# [EXERCISE DETAILS]
Scan the entries below, and for each line that includes the word "time", make a copy.

# [SUPPLIED ENTRIES]

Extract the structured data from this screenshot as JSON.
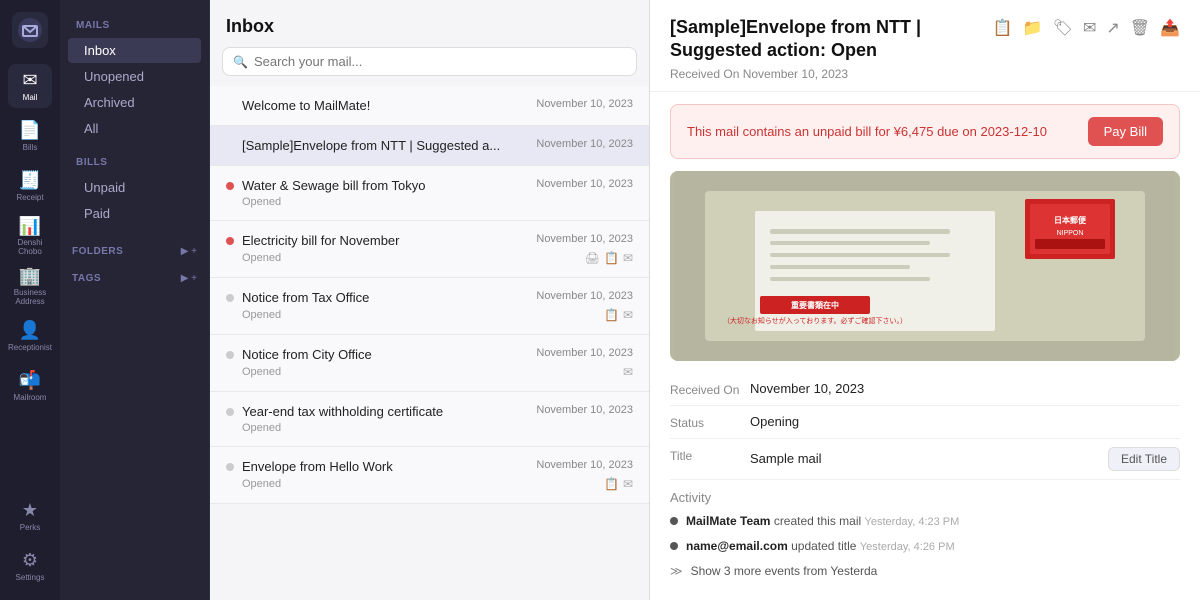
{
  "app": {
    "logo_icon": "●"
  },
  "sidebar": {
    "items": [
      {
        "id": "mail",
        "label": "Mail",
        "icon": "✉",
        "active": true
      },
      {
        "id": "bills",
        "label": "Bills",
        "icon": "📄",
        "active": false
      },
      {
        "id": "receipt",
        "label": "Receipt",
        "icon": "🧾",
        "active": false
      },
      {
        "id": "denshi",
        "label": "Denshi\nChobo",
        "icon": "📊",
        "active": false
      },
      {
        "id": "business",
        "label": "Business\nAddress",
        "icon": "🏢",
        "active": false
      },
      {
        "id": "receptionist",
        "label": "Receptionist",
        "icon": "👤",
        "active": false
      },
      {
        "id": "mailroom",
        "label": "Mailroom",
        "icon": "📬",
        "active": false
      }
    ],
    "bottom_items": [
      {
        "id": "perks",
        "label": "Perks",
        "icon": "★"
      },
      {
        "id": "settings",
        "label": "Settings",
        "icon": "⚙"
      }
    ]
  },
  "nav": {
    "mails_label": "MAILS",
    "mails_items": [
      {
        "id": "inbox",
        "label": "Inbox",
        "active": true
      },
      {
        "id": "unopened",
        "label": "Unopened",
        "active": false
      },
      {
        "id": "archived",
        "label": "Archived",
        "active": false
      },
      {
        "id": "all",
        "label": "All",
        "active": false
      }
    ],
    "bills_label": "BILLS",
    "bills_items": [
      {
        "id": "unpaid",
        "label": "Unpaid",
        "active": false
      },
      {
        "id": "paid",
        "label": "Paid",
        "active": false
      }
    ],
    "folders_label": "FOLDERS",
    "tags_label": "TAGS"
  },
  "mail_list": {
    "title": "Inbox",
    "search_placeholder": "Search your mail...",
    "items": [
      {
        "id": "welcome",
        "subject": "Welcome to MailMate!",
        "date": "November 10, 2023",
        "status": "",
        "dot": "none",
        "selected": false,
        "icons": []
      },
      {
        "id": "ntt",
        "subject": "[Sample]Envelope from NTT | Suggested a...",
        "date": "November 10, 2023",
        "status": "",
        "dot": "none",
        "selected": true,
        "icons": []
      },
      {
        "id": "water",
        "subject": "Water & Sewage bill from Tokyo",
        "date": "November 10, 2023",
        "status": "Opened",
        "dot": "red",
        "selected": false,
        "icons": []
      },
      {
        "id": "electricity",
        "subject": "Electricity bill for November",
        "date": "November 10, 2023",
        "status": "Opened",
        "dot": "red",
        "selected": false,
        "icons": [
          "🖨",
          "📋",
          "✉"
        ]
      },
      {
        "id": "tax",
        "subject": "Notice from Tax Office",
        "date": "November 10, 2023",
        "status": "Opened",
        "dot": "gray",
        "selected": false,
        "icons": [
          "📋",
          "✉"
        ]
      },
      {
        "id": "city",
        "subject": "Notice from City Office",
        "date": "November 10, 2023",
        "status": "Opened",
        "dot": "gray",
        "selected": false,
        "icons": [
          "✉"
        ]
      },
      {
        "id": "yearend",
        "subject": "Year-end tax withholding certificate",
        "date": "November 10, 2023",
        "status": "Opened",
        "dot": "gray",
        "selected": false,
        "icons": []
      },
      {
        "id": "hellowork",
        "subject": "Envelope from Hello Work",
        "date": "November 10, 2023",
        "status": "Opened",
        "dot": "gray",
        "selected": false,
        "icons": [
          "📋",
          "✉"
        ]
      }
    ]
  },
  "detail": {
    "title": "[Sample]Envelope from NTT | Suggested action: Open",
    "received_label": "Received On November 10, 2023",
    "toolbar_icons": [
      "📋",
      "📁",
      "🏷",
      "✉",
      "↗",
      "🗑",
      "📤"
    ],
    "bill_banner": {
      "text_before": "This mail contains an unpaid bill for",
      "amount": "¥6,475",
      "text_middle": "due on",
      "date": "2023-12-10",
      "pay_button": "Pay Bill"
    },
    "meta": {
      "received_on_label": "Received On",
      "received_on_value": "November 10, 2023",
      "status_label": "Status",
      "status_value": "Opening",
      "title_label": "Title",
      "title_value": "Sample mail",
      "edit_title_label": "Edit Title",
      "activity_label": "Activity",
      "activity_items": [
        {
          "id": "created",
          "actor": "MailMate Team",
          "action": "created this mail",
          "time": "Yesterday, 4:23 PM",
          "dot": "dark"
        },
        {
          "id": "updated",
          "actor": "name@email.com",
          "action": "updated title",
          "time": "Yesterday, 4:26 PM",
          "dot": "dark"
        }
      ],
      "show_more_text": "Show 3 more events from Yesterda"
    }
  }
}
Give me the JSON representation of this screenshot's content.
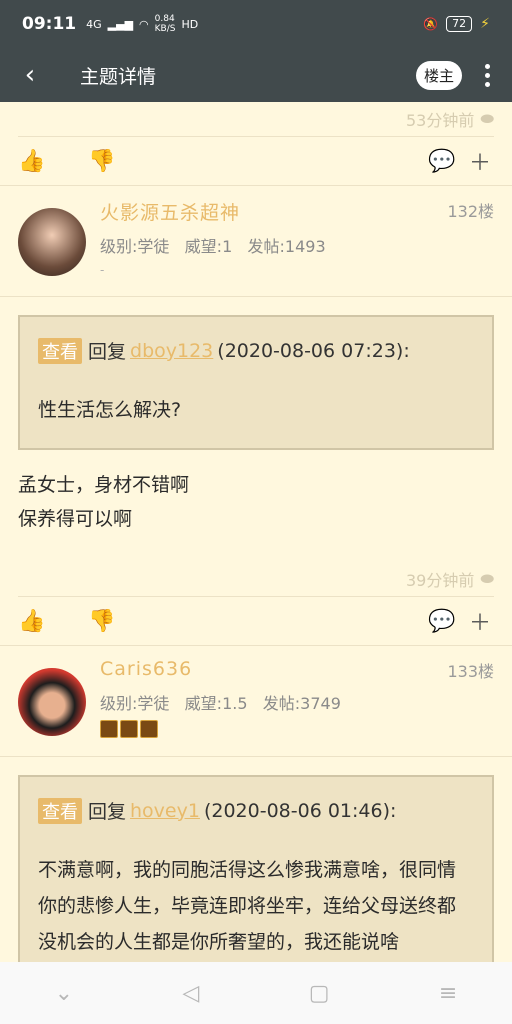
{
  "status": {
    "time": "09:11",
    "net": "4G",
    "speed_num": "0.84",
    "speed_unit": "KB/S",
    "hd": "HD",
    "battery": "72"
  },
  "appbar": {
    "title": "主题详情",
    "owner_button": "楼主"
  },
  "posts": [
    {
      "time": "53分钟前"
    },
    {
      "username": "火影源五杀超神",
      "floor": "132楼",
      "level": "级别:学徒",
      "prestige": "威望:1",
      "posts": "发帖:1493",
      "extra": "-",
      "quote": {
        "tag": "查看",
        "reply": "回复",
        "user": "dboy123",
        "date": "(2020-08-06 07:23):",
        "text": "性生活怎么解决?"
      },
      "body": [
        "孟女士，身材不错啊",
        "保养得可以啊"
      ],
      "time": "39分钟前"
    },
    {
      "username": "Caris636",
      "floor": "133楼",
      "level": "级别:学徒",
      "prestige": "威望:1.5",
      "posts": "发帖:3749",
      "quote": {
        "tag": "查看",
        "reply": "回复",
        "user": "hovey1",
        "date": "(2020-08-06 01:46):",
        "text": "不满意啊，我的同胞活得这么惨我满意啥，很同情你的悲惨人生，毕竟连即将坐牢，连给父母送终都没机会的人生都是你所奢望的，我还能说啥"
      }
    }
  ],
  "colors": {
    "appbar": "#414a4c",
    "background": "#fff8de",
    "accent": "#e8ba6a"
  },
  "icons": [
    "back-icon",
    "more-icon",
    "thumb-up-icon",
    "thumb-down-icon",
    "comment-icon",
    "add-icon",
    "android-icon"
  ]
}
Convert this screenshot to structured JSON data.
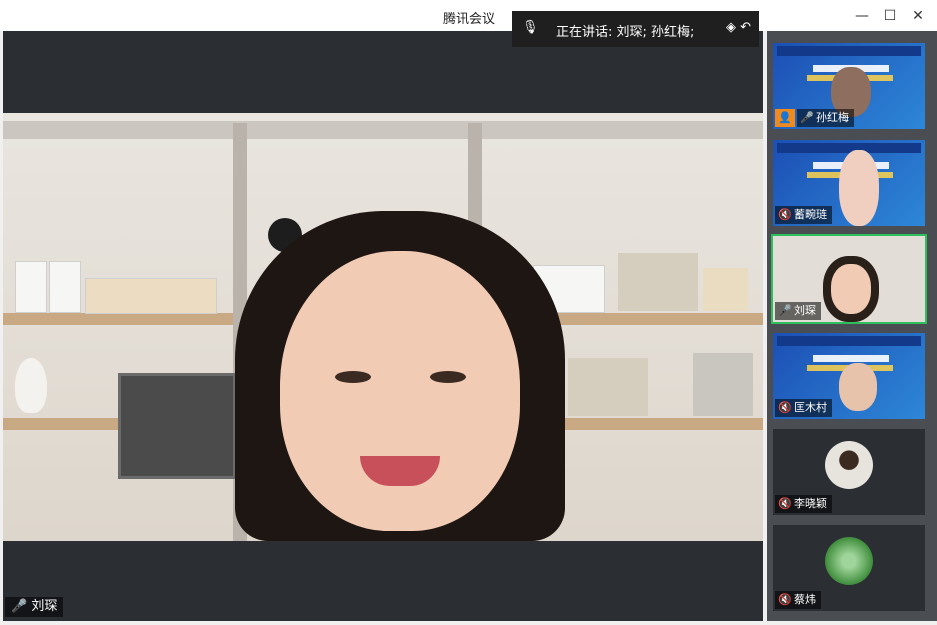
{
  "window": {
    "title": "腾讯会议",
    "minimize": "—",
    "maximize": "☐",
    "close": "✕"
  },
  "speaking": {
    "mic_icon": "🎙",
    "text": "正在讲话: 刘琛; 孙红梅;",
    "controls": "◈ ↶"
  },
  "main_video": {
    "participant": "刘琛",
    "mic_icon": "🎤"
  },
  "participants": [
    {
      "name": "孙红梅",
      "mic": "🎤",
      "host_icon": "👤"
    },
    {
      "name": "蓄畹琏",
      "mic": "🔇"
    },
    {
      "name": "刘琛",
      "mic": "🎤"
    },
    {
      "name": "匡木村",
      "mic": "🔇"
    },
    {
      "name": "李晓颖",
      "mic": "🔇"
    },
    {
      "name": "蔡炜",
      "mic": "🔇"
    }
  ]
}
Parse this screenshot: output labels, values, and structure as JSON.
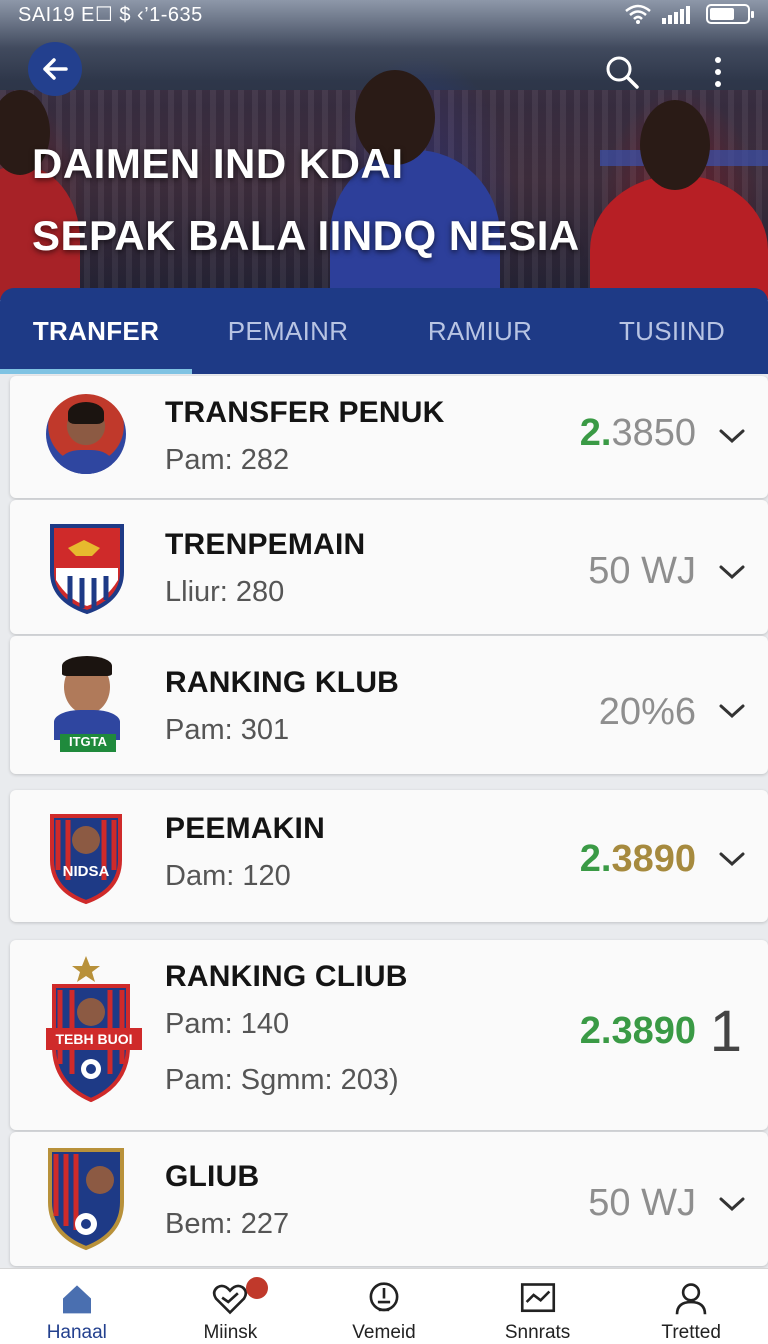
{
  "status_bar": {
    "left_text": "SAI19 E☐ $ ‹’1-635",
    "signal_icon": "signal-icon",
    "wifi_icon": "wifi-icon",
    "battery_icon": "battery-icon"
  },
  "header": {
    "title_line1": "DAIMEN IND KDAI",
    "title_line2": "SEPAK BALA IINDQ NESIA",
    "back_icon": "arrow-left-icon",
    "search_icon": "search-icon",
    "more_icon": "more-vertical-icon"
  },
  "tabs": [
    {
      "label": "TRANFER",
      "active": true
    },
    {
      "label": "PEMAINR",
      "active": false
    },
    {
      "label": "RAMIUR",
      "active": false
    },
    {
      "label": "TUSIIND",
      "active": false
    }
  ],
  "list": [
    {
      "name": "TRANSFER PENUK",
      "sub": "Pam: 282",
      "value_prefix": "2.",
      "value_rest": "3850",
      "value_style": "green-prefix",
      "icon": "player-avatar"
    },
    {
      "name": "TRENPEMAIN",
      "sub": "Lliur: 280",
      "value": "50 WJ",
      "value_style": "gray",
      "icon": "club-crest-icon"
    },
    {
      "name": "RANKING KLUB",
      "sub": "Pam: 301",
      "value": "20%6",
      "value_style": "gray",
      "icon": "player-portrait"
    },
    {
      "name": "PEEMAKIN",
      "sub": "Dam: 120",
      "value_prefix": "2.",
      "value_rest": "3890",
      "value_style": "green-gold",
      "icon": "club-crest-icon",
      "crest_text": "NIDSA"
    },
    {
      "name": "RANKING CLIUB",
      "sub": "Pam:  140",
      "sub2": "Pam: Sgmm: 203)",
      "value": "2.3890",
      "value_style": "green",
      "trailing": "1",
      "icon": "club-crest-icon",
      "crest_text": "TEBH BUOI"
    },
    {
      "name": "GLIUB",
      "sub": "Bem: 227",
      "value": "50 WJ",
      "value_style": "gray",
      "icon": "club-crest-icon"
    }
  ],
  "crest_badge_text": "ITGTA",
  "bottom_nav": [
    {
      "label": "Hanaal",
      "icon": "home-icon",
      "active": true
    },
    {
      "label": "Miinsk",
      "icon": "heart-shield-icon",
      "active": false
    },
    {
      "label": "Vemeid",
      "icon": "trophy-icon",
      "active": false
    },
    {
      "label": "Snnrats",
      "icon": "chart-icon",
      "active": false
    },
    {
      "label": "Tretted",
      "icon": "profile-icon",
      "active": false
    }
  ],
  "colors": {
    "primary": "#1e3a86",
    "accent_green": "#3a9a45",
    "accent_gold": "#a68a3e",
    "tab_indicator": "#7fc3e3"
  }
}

# [OUTPUT OF THE EXERCISE]
          "time": "Yesterday, 4:23 PM",
          "time": "Yesterday, 4:26 PM",
    "time": "09:11",
      "time": "53分钟前"
      "time": "39分钟前"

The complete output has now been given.